Written by: Abigail Tichler & Chelsea Brotherton


On October, 24th, 2014, students and scholars from across the nation gathered in Simpkins Hall less than an hour after the sun rose. These academics were coming together to present and take part in the Academic Conference held by Western’s English Graduate Organization (EGO) and Sigma Tau Delta (STD).

After 9 am, the group divided themselves into several classrooms to hear panels discuss a wide range of topics from early modern drama to suppression and power in film. After several presentation sessions, the group of presenters and listeners was escorted over to the Multicultural Center to enjoy a delicious pasta bar provided by Sodexo. Around 1 pm, the group was escorted to yet another building, the University Union, to enjoy the Keynote Speech by Dr. Julie Rak.

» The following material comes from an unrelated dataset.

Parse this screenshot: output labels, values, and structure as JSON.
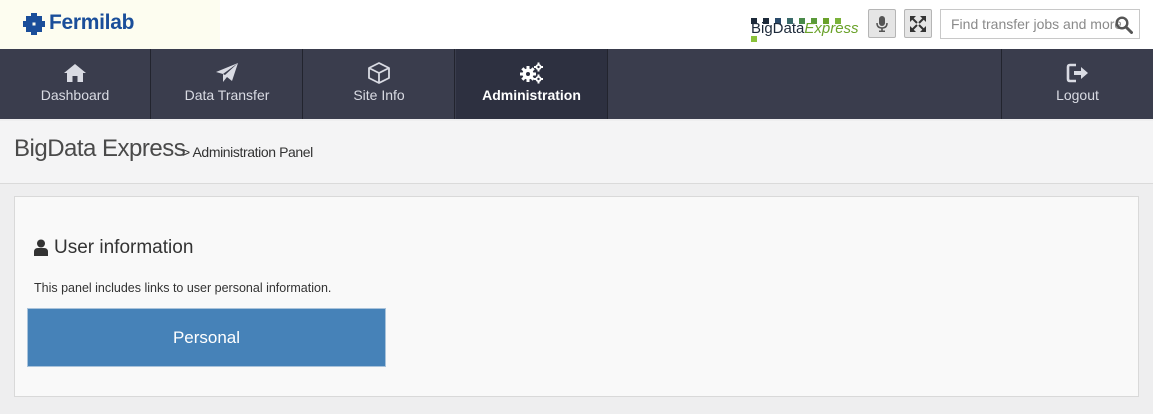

Dr. Rak, a professor of English and Film Studies from the University of Alberta, spoke for more than an hour on the significance of mountaineering and gender identity. Her presentation “What Does Rope Have to Do with Gender?: Mountaineering Writing and the Life of Objects” examined the history of mountaineering with specific detail to gender norms and tied it to the current views of gender and rock climbing. The captivated audience engaged Dr. Rak in a riveting question and answer session during which the topics of gender normativity, mountaineering, and English studies were discussed.

Once the keynote was completed, everyone was escorted back to Simpkins Hall to resume the remaining two panel sessions, where, again, panel topics ranged from creative writing to diversity and identity in the classroom to place, border crossings, and identity in contemporary Latino/a literature.

At the end of the day, the EGO Conference Graduate Student Award was given to Regan Markley from the University of Central Oklahoma for her paper “Pregnancy and the Great Depression: Meridel Le Sueur’s ‘Annunciation’ and the Sublimation of Motherhood” and to WIU’s Cody Cunningham for his paper “The Dehumanization of Body, Nation, and the Motion Picture.” Lucas Marshall, also from WIU, won Honorable Mention for “Werther the Drama Queen: The Unreliable Narrator of The Sorrows of Young Werther.”

After the awards were given, the remaining group of scholars was taken to the STD Writing Workshop, lead by WIU Associate Professor and STD Advisor Dr. Timothy Helwig.